_DIRECTIONS_:
Please reproduce the records exactly, leaving out any pictures.

_AVAILABLE DATA_:
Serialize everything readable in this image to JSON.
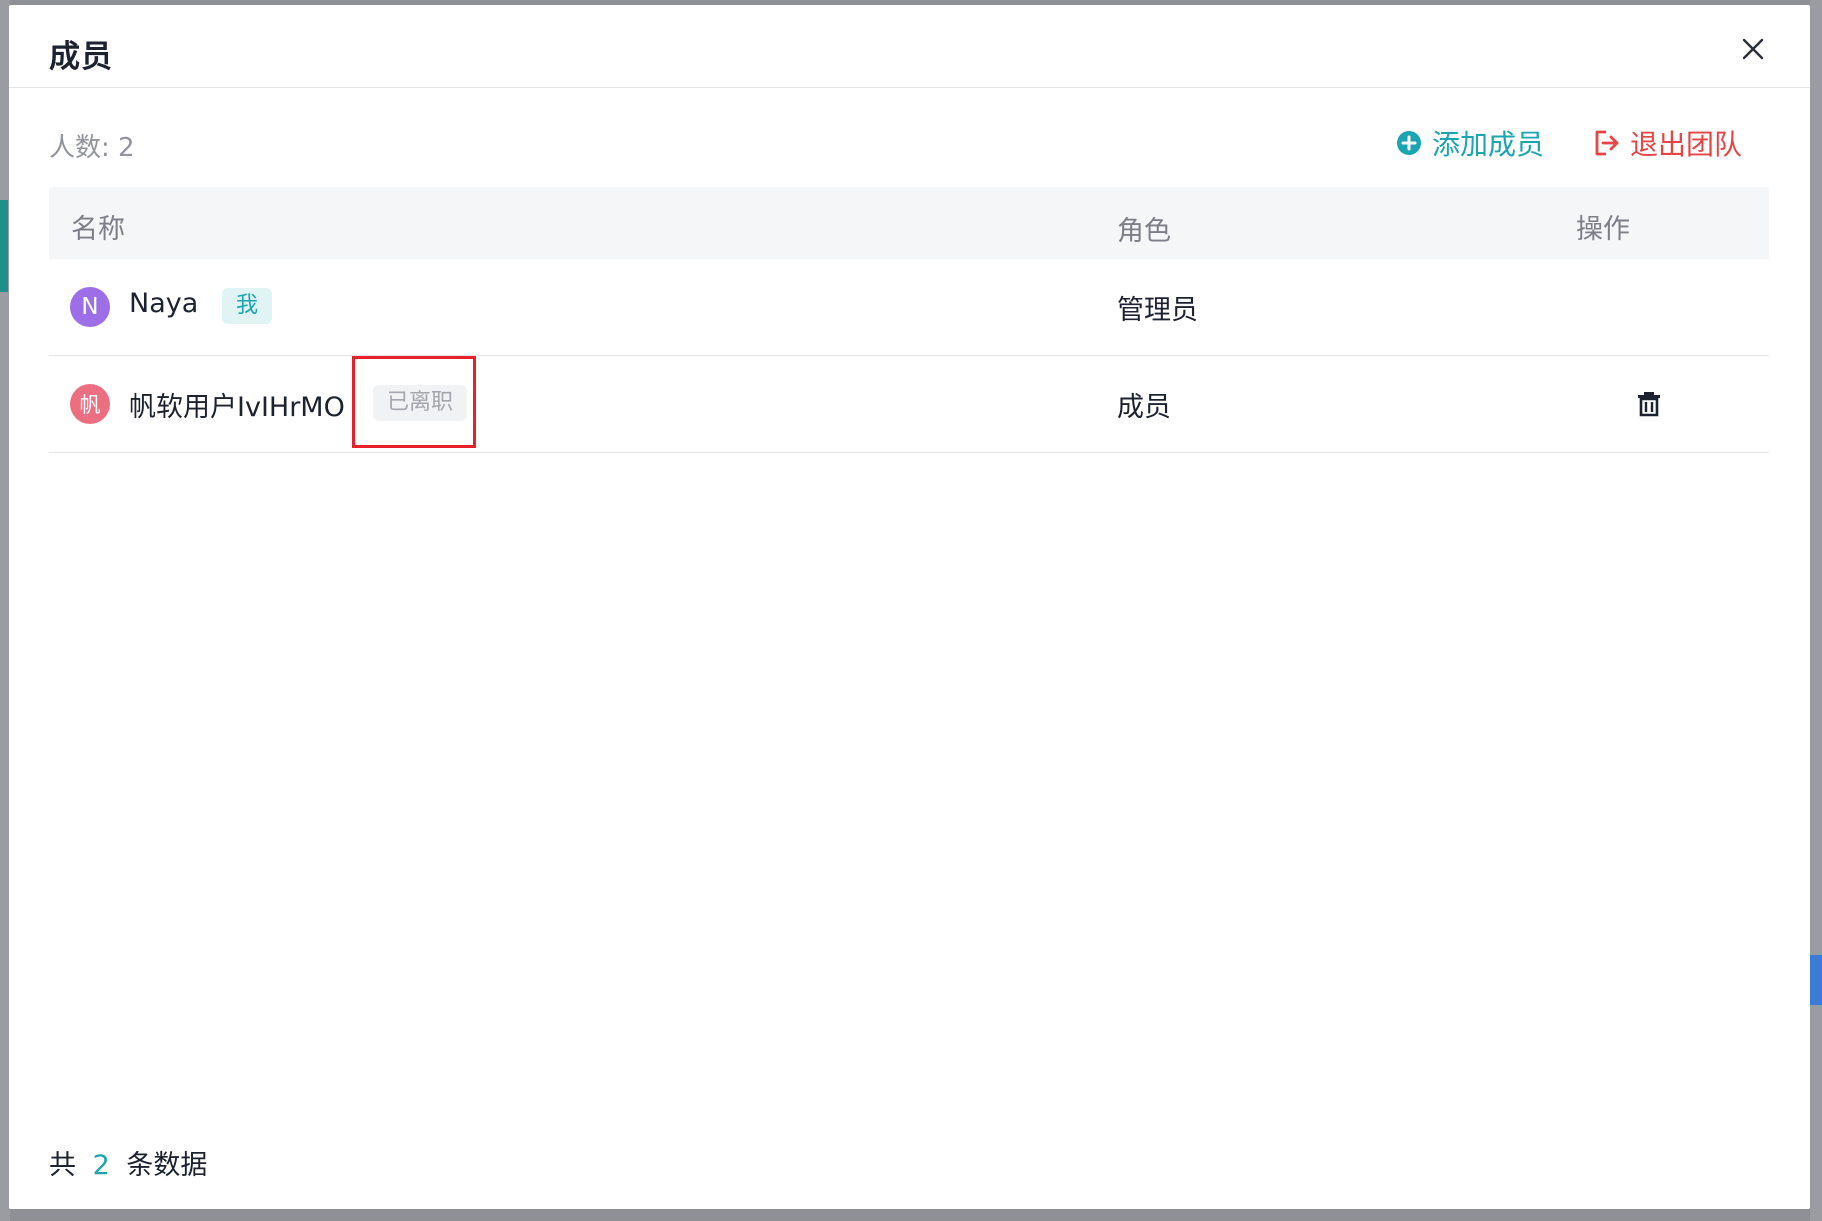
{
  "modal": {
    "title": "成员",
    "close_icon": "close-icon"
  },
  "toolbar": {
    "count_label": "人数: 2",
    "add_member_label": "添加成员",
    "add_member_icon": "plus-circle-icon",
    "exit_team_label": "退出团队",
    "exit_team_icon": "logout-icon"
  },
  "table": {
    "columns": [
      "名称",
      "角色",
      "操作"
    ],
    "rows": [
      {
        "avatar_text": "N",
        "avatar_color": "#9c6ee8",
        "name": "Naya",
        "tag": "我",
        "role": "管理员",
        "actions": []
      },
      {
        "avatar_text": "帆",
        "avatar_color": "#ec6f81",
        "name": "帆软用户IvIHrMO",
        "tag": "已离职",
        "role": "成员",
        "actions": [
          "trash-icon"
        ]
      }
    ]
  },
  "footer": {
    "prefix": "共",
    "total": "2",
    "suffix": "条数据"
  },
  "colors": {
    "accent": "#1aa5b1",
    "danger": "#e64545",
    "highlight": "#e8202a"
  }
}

_SOLUTION FOR THIS EXERCISE_:
Serialize everything readable in this image to JSON.
{
  "modal": {
    "title": "成员",
    "close_icon": "close-icon"
  },
  "toolbar": {
    "count_label": "人数: 2",
    "add_member_label": "添加成员",
    "add_member_icon": "plus-circle-icon",
    "exit_team_label": "退出团队",
    "exit_team_icon": "logout-icon"
  },
  "table": {
    "columns": [
      "名称",
      "角色",
      "操作"
    ],
    "rows": [
      {
        "avatar_text": "N",
        "avatar_color": "#9c6ee8",
        "name": "Naya",
        "tag": "我",
        "role": "管理员",
        "actions": []
      },
      {
        "avatar_text": "帆",
        "avatar_color": "#ec6f81",
        "name": "帆软用户IvIHrMO",
        "tag": "已离职",
        "role": "成员",
        "actions": [
          "trash-icon"
        ]
      }
    ]
  },
  "footer": {
    "prefix": "共",
    "total": "2",
    "suffix": "条数据"
  },
  "colors": {
    "accent": "#1aa5b1",
    "danger": "#e64545",
    "highlight": "#e8202a"
  }
}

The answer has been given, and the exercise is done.